WHAT IS NEEDED: When you copy the material below, keep every line exact and drop the pictures.

SUPPLIED DATA:
----

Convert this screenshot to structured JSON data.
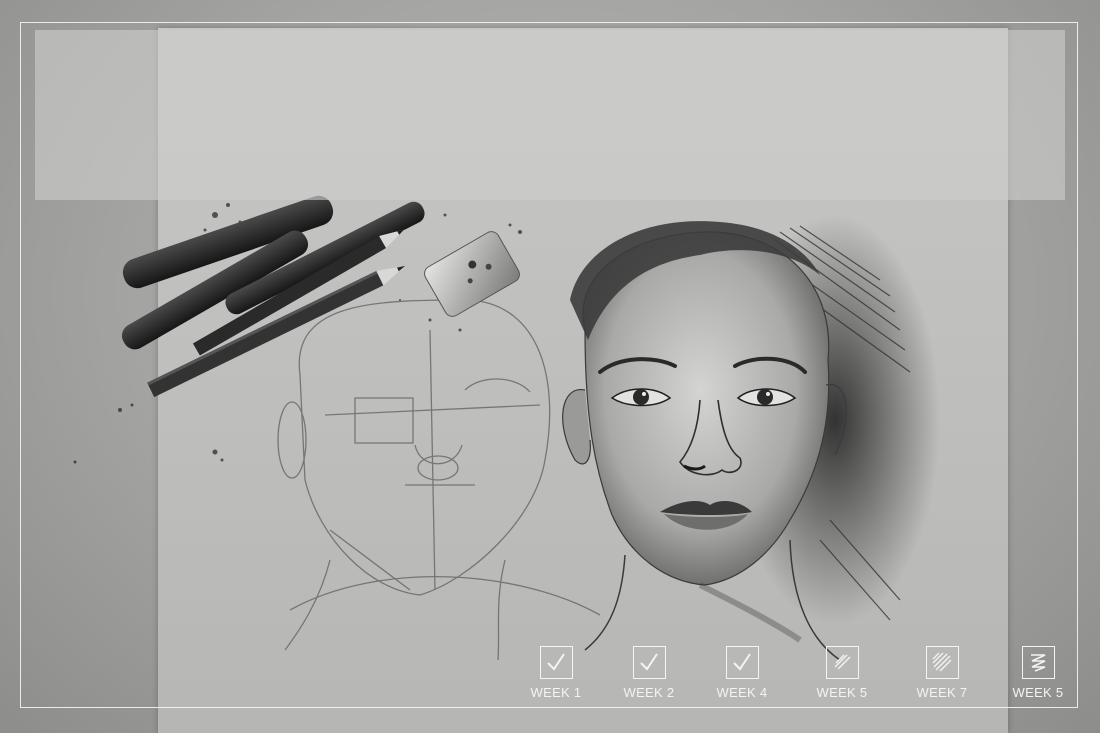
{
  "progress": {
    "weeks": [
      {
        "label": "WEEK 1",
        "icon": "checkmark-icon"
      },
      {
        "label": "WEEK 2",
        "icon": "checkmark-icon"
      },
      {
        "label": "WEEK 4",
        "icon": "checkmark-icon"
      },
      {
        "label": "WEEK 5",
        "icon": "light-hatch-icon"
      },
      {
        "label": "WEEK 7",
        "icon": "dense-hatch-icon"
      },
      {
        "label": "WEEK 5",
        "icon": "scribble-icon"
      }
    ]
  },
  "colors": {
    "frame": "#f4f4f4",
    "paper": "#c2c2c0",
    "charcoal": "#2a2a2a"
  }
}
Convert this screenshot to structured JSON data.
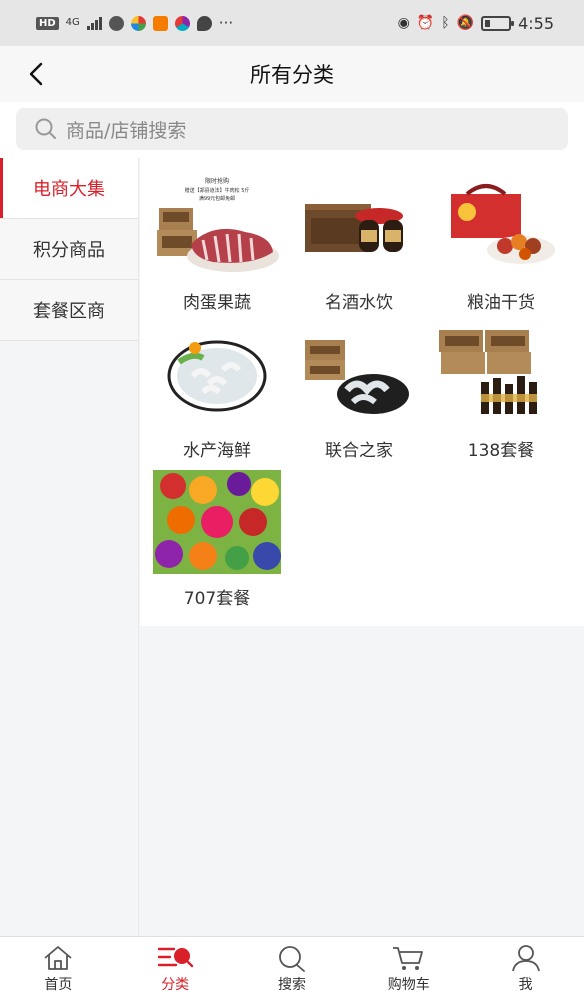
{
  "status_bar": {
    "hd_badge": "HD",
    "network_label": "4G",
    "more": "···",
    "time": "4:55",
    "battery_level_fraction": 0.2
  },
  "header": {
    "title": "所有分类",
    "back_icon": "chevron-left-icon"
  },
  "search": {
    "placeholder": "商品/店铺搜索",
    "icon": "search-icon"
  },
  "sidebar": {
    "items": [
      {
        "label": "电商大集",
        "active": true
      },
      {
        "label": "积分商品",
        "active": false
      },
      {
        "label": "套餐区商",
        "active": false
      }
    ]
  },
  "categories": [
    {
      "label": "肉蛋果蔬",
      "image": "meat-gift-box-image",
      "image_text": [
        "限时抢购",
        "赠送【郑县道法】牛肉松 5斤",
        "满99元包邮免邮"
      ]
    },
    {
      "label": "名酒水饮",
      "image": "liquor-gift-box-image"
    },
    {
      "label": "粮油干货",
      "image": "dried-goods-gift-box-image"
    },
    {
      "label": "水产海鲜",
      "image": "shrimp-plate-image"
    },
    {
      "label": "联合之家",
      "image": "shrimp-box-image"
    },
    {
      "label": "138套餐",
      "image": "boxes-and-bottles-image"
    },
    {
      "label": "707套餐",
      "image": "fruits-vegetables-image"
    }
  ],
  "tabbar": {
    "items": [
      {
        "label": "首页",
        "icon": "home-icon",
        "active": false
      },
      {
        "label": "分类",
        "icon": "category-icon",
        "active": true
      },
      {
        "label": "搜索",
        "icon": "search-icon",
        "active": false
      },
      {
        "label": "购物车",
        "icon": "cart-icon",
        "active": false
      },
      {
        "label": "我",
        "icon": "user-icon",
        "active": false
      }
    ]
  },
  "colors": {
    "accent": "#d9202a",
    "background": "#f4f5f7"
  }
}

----

WRITTEN SOLUTION:
Convert this screenshot to structured JSON data.
{
  "progress": {
    "weeks": [
      {
        "label": "WEEK 1",
        "icon": "checkmark-icon"
      },
      {
        "label": "WEEK 2",
        "icon": "checkmark-icon"
      },
      {
        "label": "WEEK 4",
        "icon": "checkmark-icon"
      },
      {
        "label": "WEEK 5",
        "icon": "light-hatch-icon"
      },
      {
        "label": "WEEK 7",
        "icon": "dense-hatch-icon"
      },
      {
        "label": "WEEK 5",
        "icon": "scribble-icon"
      }
    ]
  },
  "colors": {
    "frame": "#f4f4f4",
    "paper": "#c2c2c0",
    "charcoal": "#2a2a2a"
  }
}
Convert this screenshot to structured JSON data.
{
  "status_bar": {
    "hd_badge": "HD",
    "network_label": "4G",
    "more": "···",
    "time": "4:55",
    "battery_level_fraction": 0.2
  },
  "header": {
    "title": "所有分类",
    "back_icon": "chevron-left-icon"
  },
  "search": {
    "placeholder": "商品/店铺搜索",
    "icon": "search-icon"
  },
  "sidebar": {
    "items": [
      {
        "label": "电商大集",
        "active": true
      },
      {
        "label": "积分商品",
        "active": false
      },
      {
        "label": "套餐区商",
        "active": false
      }
    ]
  },
  "categories": [
    {
      "label": "肉蛋果蔬",
      "image": "meat-gift-box-image",
      "image_text": [
        "限时抢购",
        "赠送【郑县道法】牛肉松 5斤",
        "满99元包邮免邮"
      ]
    },
    {
      "label": "名酒水饮",
      "image": "liquor-gift-box-image"
    },
    {
      "label": "粮油干货",
      "image": "dried-goods-gift-box-image"
    },
    {
      "label": "水产海鲜",
      "image": "shrimp-plate-image"
    },
    {
      "label": "联合之家",
      "image": "shrimp-box-image"
    },
    {
      "label": "138套餐",
      "image": "boxes-and-bottles-image"
    },
    {
      "label": "707套餐",
      "image": "fruits-vegetables-image"
    }
  ],
  "tabbar": {
    "items": [
      {
        "label": "首页",
        "icon": "home-icon",
        "active": false
      },
      {
        "label": "分类",
        "icon": "category-icon",
        "active": true
      },
      {
        "label": "搜索",
        "icon": "search-icon",
        "active": false
      },
      {
        "label": "购物车",
        "icon": "cart-icon",
        "active": false
      },
      {
        "label": "我",
        "icon": "user-icon",
        "active": false
      }
    ]
  },
  "colors": {
    "accent": "#d9202a",
    "background": "#f4f5f7"
  }
}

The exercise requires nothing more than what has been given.